Speech by Minister for Health and Children Mr. Micheál Martin, TD at the Dinner for Annual Conference of the Cystic Fibrosis Association of Ireland, Moran´s Silversprings Hotel, Tivoli, Cork

Ladies and Gentlemen,

I am delighted to have been invited here today by Ms Ann Aston, Secretary of the Southern Branch of the Cystic Fibrosis Association of Ireland to talk to you, at this, the Dinner for your Association´s Annual Conference.

I am very familiar with the positive role that the Cystic Fibrosis Association of Ireland plays in promoting the interests of Cystic Fibrosis sufferers as well as its important contribution to ensuring the delivery of a quality health service to your members.

At the outset this evening I would like to take this opportunity to reiterate this Government´s commitment to ongoing investment in services for people with physical and sensory disabilities. Since coming into office, additional funding of over €175 million has been provided for the maintenance and development of health services for people with physical and sensory disabilities. In 2002, despite problems in the current economic climate, significant additional funding of almost €40 million has been provided to the sector for this purpose, €30.5 million of which is on-going revenue. This level of funding is indicative of the Government´s commitment to the ongoing development of services to enable people with physical and sensory disabilities to live as independently as possible within the community.

I recently launched the National Physical and Sensory Disability Database, which will facilitate the collection and correlation of reliable information on the service needs of people with physical or sensory disabilities, including people with Cystic Fibrosis. When complete the database will play a vital role in the planning, co-ordination and delivery of health services to people in this sector and its importance cannot be over-emphasised.

Your Association has been actively promoting the need to establish an Irish based Lung Transplant Facility. You will be aware that the Programme for Government, An Action Programme for the Millennium, contains a specific commitment to support the establishment of a heart and lung transplant facility in Ireland and to ensuring that the Programme, when introduced, will be in a position to match the highest international standards in lung transplantation.

The Mater Hospital, Dublin, has been designated as the surgical site for the programme and the provision of a lung transplant unit at the hospital forms part of a major capital development approved for the hospital. In order to progress this project an expert consultative group, chaired by the Eastern Regional Health Authority (ERHA), was established to advise my Department on the various and very complex issues associated with the development of the programme. The report of the consultative group has been completed and is being progressed as a priority by my Department in conjunction with the ERHA and the Mater Hospital. Indeed, my Department had a very positive meeting in recent weeks with representatives from the ERHA and the Mater Hospital in relation to the programme. My Department will continue to liaise with the Association´s Chief Executive, Ciairin de Buis as this project is progressed.
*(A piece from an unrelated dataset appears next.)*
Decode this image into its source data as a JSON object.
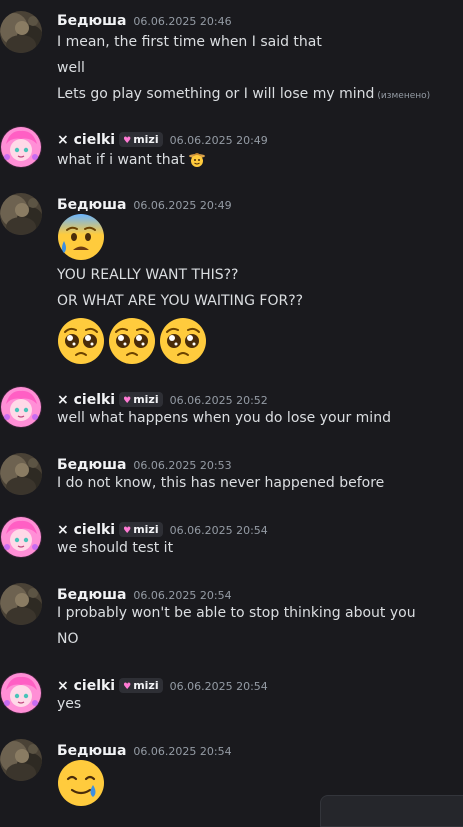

You will appreciate that pending the establishment of the programme an interim solution to facilitate the treatment of Irish patients was required. To address this issue, an agreement was put in place with the Freeman Hospital, Newcastle for the treatment of Irish patients requiring a lung or heart and lung transplant. This contract will continue while the necessary arrangements are being progressed in terms of establishing the programme in Ireland. To date 19 patients from this country received a transplant at the Freeman Hospital under the agreement. It is also important to stress that lungs donated in Ireland have been retrieved by the medical team at Newcastle and have helped to facilitate this additional transplant work at Newcastle for the benefit of Irish patients. Indeed, I would like to take this opportunity to acknowledge the efforts of everyone involved in developing this important alliance. However, I am also conscious that there are Irish patients who have not been fortunate enough to receive a transplant, a number of whom have died. I am very conscious of this and I want to assure the members of the Association that the establishment of the Irish programme will continue to be progressed as a priority by every one involved. I look forward to the commencement of lung transplantation in this country at the earliest possible date.

Finally, I would like to mention some important work which is being done in the area of screening for Cystic Fibrosis. The Chief Medical Officer in my Department asked Dr Sean O´Denyer, Director of Public Health in the North Western Health Board to look into the issue of introducing a national screening programme for Cystic Fibrosis. Building on Dr Denyer´s recent preliminary work in this area, the Chief Executive Officers of the Health Boards will now be taking the issue forward over the coming months under the aegis of the National Conjoint Child Health Committee, which has been established by the Chief Executive Officer.

In conclusion, I would like to thank you for inviting me here to speak to you this evening and I would like to commend the Association and you, its members, for your commitment and marvellous work over the years and I wish you continued success in the future.

Thank you